They’re Saartje’s Booties (Ravelry link), which I’ve made for several other little ones… but it was a thrill to make them for my very own baby! I used some Madelinetosh Sport left over from my Put Together vest to make them nicely unisex.
We’re probably not going to find out the baby’s gender ahead of time, so I’ll be on the hunt for yarns and patterns that work for boys or girls. Any suggestions?
Boy, things have been crazy around here! Rhinebeck was awesome, and I promise to have a post up on that in the next few days. But in the meantime, I have had not one, not two, but three new sweater patterns released this week! So as not to overwhelm this post completely, I’ll space them out into separate posts.
My inspiration for this sweater was my love of Aran patterning, but I wanted to keep it simple because it’s easy for cables to overwhelm a sweater. I knew I wanted a large front cable, and two smaller ones. Making the side cables wavy seemed like a good way to add a modern touch.
Here are the FO details:
Pattern: My own Reilly Pullover
Yarn: Swish Worsted in Marine Heather (the green sweater is in Jade). I really, really like this yarn. It’s soft and nice to work with, but as you can see, cables pop just as well as they do with a stickier, more rustic wool.

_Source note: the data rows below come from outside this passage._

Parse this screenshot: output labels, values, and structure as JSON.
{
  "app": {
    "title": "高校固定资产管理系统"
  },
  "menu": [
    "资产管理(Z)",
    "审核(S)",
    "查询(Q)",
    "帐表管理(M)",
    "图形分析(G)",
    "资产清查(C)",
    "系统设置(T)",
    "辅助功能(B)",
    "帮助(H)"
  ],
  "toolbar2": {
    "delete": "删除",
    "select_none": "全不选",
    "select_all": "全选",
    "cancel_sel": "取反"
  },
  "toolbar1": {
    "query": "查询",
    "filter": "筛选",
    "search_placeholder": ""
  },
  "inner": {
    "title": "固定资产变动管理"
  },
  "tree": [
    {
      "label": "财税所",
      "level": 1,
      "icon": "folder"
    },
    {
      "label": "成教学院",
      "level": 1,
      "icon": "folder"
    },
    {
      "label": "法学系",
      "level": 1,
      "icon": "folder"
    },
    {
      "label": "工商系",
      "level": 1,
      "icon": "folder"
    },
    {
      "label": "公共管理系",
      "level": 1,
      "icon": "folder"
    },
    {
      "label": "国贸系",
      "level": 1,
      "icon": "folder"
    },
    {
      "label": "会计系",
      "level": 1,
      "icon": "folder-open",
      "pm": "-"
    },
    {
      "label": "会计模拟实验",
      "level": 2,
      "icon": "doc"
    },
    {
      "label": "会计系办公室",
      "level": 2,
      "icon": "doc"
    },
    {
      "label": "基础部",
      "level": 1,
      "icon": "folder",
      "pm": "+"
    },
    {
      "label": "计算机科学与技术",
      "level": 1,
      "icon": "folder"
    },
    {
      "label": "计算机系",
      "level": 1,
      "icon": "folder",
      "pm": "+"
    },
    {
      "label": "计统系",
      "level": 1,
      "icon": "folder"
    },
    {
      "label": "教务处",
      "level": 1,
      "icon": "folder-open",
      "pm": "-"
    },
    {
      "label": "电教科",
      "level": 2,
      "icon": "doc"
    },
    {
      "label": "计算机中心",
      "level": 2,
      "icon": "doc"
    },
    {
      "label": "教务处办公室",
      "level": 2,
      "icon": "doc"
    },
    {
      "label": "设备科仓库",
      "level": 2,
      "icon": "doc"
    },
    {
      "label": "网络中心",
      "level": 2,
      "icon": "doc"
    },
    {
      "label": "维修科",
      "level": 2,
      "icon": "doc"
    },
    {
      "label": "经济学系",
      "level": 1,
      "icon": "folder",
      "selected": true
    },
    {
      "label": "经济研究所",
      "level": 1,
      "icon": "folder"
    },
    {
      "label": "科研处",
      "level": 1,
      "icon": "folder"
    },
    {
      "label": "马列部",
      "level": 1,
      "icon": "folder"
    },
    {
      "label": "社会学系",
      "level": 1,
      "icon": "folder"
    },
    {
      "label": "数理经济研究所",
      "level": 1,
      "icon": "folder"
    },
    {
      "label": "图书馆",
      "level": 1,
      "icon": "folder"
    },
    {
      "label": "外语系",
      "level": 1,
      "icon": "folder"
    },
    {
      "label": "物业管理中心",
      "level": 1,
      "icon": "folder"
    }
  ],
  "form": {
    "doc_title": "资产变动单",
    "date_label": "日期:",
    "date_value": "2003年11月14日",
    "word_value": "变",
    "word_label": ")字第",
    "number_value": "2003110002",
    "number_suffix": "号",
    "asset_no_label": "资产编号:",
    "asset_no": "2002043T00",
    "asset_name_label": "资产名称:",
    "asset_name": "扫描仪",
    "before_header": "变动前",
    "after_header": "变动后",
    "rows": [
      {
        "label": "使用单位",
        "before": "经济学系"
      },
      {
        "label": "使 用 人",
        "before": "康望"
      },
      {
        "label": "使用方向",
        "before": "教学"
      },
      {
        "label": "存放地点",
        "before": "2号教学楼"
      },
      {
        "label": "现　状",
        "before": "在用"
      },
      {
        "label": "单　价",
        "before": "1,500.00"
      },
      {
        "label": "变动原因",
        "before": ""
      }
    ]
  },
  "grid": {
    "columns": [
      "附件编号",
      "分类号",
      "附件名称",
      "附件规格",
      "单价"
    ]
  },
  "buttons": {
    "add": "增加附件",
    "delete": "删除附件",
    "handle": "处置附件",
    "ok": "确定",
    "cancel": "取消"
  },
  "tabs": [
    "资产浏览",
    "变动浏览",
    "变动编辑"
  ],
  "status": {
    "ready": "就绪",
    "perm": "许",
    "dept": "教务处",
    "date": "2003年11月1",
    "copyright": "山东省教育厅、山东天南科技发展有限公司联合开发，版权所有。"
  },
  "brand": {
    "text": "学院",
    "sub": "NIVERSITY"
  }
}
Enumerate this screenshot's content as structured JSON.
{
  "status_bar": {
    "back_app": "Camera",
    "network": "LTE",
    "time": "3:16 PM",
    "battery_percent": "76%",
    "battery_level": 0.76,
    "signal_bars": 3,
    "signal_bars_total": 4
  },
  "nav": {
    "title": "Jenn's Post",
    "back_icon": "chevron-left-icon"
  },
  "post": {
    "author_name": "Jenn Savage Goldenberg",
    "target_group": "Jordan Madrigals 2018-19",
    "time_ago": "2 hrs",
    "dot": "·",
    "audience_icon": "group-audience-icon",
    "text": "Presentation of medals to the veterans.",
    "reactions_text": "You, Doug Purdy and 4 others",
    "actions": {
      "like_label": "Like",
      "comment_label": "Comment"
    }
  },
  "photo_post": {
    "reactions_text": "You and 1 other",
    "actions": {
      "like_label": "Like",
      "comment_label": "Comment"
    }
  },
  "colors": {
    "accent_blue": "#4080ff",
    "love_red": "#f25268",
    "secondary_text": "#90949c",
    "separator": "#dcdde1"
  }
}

Notes: This sweater combines three of my favorite elements: cables that are complex but not hard to keep track of, a v-neck, and raglan, all-in-one-piece construction.
Stay tuned for more Rhinebeck pictures!